Legacy continued to listen to the community. In response to the medical needs of the uninsured, the organization researched other agencies around the country, such as Howard Brown Health Center in Chicago and Fenway Community Health Center in Boston. They found that these clinics were becoming federally qualified health centers, which allowed them to provide primary healthcare services not only to HIV patients, but to everyone. In 2004 Legacy started applying to become a FQHC with support from Fenway Clinic, who helped them tremendously during the application process.
In 2005, Walgreens was implemented in Legacy’s Westheimer location. Also, while becoming a FQHC, the Montrose Clinic merged with The Assistance Fund to help with overhead costs and to help diversify. “It made sense to bring the two organizations together,” states Roland. The boards of The Assistance Fund and Montrose Clinic convened and decided that the new name was going to be “Legacy.” “We wanted to honor all those people who built this place and left their legacy to us.”
In 2006 Legacy opened a satellite clinic in Houston’s Fifth Ward, which was offered to them by the city of Houston. “Oftentimes, I get, ‘You’re not serving the gay community anymore’ or ‘You’ve abandoned the gay community.’ Considering when we were Montrose Clinic, really the only people who got services were gay men who had HIV. Now we can see people who absolutely have no ability to pay. That’s anyone in the community. So actually, we offer more services than we did before.”

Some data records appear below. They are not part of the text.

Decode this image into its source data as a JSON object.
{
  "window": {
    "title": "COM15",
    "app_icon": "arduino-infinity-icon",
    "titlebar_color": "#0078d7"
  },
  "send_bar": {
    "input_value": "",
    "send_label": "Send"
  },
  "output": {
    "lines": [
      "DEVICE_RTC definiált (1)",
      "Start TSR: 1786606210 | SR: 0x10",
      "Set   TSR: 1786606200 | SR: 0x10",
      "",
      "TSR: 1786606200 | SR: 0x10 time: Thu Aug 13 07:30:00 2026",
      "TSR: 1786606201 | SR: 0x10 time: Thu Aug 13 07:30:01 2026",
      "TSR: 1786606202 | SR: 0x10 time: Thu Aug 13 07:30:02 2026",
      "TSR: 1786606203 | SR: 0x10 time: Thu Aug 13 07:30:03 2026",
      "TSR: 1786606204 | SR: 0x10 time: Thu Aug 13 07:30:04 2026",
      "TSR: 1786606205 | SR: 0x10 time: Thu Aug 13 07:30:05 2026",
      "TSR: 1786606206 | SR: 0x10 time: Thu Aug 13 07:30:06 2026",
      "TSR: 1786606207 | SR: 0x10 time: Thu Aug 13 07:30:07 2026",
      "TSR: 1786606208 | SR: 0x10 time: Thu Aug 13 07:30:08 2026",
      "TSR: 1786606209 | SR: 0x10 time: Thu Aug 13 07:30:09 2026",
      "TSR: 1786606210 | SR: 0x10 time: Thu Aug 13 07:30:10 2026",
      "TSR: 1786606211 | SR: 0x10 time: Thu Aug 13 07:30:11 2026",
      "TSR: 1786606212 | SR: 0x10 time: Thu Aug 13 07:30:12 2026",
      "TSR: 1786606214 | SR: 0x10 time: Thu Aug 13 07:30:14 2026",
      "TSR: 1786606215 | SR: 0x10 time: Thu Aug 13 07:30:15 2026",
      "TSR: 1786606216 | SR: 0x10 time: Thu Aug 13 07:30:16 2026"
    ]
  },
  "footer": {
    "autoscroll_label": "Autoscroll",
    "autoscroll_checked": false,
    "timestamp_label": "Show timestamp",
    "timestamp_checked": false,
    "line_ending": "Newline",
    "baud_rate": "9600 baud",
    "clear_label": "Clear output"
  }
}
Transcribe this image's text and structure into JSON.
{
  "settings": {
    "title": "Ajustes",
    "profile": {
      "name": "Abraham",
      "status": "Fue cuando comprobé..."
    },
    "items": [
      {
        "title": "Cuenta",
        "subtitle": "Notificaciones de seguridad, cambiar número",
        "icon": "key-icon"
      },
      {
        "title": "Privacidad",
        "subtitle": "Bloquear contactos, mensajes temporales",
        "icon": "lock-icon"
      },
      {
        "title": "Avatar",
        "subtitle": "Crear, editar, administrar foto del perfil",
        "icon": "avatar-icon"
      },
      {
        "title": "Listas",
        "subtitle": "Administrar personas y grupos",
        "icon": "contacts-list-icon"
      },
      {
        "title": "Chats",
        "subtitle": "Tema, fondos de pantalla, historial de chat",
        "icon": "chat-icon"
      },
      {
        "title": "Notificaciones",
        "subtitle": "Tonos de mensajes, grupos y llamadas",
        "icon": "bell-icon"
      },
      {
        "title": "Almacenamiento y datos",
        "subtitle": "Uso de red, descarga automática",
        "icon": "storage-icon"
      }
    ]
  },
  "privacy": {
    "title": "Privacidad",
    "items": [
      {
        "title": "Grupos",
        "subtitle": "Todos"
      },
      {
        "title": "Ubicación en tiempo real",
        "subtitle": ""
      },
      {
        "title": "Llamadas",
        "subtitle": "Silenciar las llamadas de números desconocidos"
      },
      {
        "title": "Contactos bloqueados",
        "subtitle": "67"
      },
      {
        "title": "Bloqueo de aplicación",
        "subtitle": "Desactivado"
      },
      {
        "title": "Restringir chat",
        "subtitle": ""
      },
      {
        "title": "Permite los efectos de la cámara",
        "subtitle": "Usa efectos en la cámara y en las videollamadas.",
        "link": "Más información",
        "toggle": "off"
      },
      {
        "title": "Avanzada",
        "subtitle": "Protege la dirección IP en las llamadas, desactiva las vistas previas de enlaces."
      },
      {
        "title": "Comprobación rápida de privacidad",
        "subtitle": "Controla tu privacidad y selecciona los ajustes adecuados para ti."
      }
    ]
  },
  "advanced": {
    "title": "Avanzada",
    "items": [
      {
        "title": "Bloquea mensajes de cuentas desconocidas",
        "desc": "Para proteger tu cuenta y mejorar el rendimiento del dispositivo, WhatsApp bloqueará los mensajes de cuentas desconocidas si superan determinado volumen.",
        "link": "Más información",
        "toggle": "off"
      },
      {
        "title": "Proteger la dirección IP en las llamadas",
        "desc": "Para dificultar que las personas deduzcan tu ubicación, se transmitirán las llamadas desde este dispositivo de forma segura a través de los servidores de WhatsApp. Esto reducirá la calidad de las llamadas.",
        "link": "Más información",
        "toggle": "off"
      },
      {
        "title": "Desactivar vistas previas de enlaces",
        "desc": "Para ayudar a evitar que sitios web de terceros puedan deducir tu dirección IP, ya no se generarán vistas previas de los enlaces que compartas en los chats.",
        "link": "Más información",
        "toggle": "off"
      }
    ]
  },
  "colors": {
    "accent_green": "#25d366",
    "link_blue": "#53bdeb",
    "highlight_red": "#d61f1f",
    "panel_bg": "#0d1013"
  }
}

Personally, Roland is proud that a clinic, which was started in the gay community, can now go out and serve other communities who have healthcare needs. According to Roland, other organizations have approached Legacy to open a clinic in their organization. “It’s incredibly meaningful for other organizations that have been around forever—one of them is a hospital system.
“I am so excited for the future, what this agency is going to do,” he says. Legacy is determined to provide dental services within the next couple of years, providing small-scale services at first, which will grow over time. In addition, Legacy hopes to take the same comprehensive model that they created and developed for HIV care and apply it to other diseases, such as diabetes and heart disease.
“We’ve gone through a lot of growth, but we’re still there for the community,” assures Roland.
Joyce Gabiola also writes about Fiona Dawson in this issue of OutSmart magazine.